A Teen in Europe (Part 3): Exotic Venice
It is easy to think of Venice as an otherworldly place. The geography sets it apart, but there is more. On foot, Venice is a maze of walkways. Everyone knows about the water, but Venice also bridges a cultural gap, a legacy of its rich trading past. It was so much more than expected.
Day 3: Innsbruck to Venice
Our hotel room in Innsbruck was sparsely decorated. A lonely print adorned the wall, a triumphal arch located in Orange, France. Weird. Particularly strange because of all the prints that could have hung there–and all the places it could have shown–it was where my sister lived as an exchange student. So, a print of a landmark in France, encountered in an Austrian hotel room, connected me to home. It was grounding moment before stepping into another world.
We drove through the Alps and our guide mentioned Liechtenstein. Looking at a map, we shouldn’t have been any closer to it than when we left Innsbruck. The mountains defied description. My family went on several ski trips, including one in Colorado, but I’d never seen anything like the Alps. They seemed to rise impossibly high on each side of the highway as we headed for Italy.
The memories of our arrival in Venice are a bit hazy. Soon enough, we boarded a large boat to head to a “glass factory.” The route should be lost to time, but I took a series of photos as we cruised toward then past the Piazza San Marco. We swept down the Grand Canal. It was cooler than I expected, almost certainly the wind whipping off the water. Unfortunately, my jacket was on the bus.
This brought us to the Murano Glass Factory. They took us to the workshop first. The gentleman made his work look effortless. It was truly something to behold. Apparently the demonstration is free…then they herd you into the store, which, honestly was almost as impressive as watching the craftsman. The variation in color and design. I thought a whole tea set didn’t stand much chance of survival in my suitcase, so I opted for a small vase, a pale and transparent blue with gold detail. This was the gift selected for my Mom.
Piazza San Marco

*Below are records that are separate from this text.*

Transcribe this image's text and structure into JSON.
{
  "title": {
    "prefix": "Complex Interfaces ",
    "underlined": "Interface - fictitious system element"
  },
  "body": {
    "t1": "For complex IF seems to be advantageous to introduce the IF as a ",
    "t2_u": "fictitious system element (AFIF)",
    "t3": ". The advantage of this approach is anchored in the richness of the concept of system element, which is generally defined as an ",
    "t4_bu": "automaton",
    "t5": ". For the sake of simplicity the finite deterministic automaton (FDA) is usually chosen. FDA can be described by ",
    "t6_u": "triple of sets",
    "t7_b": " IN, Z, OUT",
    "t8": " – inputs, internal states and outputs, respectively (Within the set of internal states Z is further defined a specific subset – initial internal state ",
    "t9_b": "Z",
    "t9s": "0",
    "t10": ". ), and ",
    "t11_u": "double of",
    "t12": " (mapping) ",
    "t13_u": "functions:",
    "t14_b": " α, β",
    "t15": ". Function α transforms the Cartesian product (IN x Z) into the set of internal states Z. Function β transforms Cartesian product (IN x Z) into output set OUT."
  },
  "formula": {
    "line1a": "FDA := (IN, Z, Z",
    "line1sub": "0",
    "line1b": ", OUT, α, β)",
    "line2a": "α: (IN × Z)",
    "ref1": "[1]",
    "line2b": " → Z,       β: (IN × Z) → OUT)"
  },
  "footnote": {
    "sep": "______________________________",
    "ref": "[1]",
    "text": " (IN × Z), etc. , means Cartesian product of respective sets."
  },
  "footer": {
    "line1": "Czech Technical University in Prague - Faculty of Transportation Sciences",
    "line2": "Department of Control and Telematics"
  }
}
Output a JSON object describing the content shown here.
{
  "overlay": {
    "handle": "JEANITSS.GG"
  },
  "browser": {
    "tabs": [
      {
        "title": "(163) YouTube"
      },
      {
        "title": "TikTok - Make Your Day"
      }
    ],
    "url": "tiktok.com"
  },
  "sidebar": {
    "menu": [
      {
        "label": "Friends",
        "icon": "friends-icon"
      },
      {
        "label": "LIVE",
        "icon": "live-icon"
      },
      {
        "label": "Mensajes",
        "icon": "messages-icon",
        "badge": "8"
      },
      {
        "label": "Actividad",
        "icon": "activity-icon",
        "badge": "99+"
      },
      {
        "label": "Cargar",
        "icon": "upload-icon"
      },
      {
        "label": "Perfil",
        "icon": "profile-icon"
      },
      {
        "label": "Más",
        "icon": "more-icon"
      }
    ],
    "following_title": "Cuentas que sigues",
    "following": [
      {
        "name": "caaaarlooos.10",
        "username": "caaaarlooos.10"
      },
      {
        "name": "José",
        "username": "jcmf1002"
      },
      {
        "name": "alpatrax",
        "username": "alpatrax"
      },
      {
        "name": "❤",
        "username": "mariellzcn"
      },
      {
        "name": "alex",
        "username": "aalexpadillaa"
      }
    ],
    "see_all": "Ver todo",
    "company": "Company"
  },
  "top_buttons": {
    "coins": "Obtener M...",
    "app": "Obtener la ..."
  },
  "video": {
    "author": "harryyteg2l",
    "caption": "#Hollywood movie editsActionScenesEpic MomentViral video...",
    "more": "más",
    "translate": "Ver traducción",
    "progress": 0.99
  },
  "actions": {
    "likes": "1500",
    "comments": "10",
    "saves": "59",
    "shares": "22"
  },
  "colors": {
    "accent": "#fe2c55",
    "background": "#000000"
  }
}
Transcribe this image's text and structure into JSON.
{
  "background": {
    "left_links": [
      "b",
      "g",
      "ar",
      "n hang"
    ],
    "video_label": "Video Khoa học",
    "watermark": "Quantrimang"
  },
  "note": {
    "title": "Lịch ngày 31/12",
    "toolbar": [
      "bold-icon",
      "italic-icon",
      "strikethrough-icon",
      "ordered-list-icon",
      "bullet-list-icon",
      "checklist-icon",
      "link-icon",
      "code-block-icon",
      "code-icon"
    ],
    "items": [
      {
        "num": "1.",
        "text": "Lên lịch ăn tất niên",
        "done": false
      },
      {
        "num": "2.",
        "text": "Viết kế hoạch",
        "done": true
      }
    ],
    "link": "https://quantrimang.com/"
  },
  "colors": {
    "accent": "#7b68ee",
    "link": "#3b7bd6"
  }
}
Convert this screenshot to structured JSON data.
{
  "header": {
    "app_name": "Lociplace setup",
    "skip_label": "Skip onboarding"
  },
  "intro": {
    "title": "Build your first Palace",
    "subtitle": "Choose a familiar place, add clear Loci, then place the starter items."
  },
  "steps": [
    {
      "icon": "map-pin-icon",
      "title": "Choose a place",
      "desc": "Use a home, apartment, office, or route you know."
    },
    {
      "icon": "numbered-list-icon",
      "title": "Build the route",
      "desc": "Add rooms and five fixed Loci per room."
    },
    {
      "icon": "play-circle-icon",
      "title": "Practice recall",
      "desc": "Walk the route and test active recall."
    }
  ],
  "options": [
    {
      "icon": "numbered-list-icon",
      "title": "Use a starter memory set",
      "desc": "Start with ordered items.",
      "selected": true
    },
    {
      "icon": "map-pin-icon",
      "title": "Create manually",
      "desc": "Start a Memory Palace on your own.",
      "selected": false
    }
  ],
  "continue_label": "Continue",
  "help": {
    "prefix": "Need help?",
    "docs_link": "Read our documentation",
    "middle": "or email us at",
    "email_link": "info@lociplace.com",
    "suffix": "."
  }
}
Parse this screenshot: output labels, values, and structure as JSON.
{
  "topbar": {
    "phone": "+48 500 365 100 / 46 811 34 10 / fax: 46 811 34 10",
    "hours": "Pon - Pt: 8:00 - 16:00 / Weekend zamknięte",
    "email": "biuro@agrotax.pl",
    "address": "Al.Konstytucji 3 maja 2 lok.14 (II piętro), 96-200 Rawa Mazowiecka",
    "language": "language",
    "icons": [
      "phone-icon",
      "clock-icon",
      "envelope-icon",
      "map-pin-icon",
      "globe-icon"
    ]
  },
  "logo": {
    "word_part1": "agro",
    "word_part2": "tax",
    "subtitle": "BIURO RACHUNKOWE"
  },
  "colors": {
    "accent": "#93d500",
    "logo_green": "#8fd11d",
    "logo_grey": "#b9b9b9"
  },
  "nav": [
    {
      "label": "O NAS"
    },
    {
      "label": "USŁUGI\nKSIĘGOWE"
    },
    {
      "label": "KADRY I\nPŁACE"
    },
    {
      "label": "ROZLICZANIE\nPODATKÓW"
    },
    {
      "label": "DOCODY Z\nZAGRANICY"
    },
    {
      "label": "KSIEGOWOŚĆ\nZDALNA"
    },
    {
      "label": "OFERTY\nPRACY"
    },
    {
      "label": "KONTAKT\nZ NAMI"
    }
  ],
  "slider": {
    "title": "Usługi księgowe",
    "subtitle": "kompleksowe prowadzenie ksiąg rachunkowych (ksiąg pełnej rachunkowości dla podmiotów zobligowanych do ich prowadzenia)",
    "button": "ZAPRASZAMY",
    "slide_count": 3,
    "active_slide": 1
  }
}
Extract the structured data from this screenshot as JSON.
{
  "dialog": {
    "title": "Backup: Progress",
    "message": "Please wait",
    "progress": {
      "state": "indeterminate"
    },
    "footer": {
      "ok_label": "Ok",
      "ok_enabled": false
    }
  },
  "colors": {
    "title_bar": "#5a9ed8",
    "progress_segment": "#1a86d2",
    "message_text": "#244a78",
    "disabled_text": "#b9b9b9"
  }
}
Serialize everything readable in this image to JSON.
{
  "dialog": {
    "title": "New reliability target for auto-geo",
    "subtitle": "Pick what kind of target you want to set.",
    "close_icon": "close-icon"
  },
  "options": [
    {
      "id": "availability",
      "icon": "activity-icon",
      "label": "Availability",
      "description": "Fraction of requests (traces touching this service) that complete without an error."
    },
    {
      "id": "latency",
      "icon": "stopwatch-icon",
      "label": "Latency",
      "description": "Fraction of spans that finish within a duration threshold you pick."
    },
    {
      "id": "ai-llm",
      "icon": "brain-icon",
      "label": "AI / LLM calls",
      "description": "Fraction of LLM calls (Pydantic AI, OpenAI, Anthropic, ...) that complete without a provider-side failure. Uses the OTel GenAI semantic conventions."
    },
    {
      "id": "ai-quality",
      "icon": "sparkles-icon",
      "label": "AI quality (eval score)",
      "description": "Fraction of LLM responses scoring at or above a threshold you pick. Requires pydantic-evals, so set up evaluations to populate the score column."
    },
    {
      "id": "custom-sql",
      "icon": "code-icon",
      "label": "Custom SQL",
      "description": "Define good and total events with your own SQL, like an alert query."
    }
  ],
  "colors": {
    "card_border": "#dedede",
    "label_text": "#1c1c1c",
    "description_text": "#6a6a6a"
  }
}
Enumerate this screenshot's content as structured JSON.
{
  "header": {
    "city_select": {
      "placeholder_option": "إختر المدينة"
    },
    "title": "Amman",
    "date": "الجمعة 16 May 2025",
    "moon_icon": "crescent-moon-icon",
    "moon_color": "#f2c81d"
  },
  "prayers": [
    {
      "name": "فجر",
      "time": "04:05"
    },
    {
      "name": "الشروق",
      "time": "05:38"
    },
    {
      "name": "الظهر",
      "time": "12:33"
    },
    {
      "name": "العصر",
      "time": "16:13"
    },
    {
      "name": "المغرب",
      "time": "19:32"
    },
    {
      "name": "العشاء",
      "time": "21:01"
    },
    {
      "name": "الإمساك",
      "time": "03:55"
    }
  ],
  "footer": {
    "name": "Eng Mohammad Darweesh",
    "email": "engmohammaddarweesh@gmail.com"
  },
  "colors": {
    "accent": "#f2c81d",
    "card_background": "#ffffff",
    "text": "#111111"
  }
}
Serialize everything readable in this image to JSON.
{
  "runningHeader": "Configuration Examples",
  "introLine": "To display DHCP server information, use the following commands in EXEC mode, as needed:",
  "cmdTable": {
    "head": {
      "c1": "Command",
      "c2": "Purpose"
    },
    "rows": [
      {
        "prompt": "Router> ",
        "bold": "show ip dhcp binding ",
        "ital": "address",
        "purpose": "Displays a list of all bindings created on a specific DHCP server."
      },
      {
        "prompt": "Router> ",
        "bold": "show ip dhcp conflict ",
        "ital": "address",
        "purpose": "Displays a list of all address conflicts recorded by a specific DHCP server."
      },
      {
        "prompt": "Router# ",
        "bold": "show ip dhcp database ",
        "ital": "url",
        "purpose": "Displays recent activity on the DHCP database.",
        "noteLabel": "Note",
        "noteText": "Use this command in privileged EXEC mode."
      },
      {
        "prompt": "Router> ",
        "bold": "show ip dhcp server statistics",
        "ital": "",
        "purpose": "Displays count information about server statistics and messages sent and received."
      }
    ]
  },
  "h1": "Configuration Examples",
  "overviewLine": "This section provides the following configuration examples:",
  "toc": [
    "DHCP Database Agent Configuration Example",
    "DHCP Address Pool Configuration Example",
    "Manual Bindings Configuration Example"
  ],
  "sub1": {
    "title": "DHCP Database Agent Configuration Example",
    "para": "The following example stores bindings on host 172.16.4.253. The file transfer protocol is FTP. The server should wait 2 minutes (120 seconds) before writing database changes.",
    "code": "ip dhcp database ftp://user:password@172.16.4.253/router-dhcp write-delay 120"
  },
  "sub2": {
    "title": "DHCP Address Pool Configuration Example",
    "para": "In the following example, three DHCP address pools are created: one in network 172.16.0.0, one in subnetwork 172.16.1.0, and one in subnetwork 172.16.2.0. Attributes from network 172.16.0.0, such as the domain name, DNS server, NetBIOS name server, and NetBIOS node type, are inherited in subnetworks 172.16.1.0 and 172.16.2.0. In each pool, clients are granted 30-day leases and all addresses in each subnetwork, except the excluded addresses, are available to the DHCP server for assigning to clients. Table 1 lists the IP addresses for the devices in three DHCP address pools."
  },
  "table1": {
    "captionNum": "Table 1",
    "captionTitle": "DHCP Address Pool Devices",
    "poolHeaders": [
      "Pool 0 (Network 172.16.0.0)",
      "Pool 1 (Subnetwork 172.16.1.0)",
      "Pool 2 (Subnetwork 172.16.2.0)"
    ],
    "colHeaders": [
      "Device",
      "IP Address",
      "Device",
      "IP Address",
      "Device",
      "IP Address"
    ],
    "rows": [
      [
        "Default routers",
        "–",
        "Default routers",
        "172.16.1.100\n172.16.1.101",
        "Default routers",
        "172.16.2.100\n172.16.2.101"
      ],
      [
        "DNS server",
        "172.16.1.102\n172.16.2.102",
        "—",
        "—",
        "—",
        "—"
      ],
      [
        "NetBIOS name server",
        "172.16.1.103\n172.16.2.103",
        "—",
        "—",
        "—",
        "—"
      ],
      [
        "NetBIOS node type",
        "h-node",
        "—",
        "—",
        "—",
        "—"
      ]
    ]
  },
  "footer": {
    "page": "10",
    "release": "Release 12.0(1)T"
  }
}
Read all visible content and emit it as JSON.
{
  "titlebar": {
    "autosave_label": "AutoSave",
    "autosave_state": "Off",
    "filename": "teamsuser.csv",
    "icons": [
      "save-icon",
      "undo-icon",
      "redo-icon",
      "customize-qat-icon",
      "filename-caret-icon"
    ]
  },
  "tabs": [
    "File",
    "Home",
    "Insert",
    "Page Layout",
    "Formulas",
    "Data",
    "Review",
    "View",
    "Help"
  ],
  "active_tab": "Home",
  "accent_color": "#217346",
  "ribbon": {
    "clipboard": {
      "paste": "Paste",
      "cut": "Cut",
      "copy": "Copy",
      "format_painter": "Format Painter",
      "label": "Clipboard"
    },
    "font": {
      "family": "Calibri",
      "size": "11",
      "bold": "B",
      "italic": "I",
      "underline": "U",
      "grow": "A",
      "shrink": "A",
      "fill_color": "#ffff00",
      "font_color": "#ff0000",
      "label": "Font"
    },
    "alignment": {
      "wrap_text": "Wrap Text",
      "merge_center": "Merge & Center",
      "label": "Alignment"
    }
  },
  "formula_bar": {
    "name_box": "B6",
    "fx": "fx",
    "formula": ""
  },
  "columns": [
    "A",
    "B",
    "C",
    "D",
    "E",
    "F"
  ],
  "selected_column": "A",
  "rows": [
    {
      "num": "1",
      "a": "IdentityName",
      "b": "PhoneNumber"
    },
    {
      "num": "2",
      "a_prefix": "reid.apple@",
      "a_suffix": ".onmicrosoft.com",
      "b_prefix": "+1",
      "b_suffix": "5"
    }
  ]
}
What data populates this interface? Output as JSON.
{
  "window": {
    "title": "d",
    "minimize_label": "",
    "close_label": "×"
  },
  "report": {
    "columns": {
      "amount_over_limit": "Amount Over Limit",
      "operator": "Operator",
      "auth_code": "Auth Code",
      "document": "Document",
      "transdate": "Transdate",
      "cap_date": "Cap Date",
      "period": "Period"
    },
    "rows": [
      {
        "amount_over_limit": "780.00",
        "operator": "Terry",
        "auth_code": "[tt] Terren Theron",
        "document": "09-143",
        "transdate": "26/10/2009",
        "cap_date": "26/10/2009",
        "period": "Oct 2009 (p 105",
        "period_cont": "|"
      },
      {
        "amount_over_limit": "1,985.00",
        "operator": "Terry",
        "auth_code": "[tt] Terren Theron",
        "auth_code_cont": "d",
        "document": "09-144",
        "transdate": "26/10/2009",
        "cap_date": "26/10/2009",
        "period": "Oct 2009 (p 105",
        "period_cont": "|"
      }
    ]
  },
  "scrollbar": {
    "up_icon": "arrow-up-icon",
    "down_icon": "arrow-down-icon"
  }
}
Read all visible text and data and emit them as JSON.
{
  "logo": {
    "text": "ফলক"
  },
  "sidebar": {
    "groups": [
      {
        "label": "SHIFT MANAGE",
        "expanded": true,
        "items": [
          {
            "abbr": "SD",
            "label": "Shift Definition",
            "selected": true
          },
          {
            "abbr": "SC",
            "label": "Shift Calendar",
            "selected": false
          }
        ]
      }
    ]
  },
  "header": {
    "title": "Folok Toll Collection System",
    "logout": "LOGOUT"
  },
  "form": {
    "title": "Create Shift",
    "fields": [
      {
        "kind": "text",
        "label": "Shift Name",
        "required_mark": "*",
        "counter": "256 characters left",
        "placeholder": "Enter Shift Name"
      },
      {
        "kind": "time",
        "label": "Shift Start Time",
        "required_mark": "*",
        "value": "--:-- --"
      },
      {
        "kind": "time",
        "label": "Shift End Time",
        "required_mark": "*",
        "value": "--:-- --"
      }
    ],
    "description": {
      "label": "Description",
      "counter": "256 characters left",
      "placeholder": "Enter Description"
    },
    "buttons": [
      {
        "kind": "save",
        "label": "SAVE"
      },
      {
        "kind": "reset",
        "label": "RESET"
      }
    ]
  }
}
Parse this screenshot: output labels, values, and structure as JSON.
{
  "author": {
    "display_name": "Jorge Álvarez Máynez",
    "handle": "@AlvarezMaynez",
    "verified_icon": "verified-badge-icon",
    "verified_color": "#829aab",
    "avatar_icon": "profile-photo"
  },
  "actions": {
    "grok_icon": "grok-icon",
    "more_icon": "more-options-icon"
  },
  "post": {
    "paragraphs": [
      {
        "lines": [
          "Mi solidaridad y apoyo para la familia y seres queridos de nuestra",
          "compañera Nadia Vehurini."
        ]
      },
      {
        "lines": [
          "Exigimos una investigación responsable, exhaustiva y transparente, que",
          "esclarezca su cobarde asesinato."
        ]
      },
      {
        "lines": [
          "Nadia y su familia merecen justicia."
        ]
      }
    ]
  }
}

We re-boarded the boat and headed for tourist central. The Piazza San Marco is a small-ish, rectangular (well, trapazoidal, really) plaza with the Basilica San Marco at one of the long ends (facing east). Just to the basilica’s left, the area opens to the waterfront. This is the area you enter the square. The Doge’s Palace and bell tower for the basilica, the Campanile, are the dominant features here. You likely know this tower, whether you’ve seen photographs of Venice that include it or visited Disney’s Epcot Center.
Walking into the square, St. Mark’s (the basilica) is on your right and directly in front of you is the Clock Tower. We arrived just as the tower acknowledged the hour. Two bronze statues took turns hitting the bell and, as you can see in the photo (left), many people gathered to watch.
St. Mark’s Basilica was unbelievable. The architecture is Italo-Byzantine and I saw nothing else like it during the trip. Inside, the ceiling is covered with gold mosaic that depicts various Christian themes. What was truly humbling was the altar containing St. Mark’s relics. I’m not Catholic, but I struggled to process this. “Awesome” is an over-used slang word, but that is exactly what St. Mark’s is.
The remainder of our scheduled time was spent touring the Doge’s Palace. I usually have a good sense of direction, but was quickly confounded by the corridors and steps. Perhaps that was the intention of the various Doge, but, more likely, it was the distraction of St. Mark’s.
We had an hour of free time before heading back to our hotel (on the mainland). The “streets” around the Piazza San Marco were tiny. The one thing I’ll never forget was the seeming proliferation of Benetton stores. There seemed to be one in sight at all times, though maybe we were walking in circles.
In any case, we made it back to dry land. Our guide Giovanna announced our hotel had a “disco.” Now, I studied German throughout high school and knew the word for a nightclub or bar in German was “Disco,” but that was a classroom. It was a little strange, given the bad associations we often had of “disco” in the United States, to hear the word in 1990 Italy. Nevertheless, we gave the disco a go, and a disco it was: all the lights you expect to find at a skating rink, but without the skates. The music was about what you’d expect in a European dance club at the time: a bit ethereal with plenty of bass. I was just happy to catch up with my jacket.
The Presence of History
Salzburg opened my eyes to the beauty of travel. Venice revealed what an incredible learning experience travel often is. A social studies teacher could assign a report on Venice, but looking up facts and photos simply does not make the same impact. The presence of history, as I felt it in St. Mark’s Basilica, was dumbfounding. The feeling is easily recalled. It is, in fact, there when I research our books. When I wrote The Shield of Horatius it was a constant. Ah, Venice!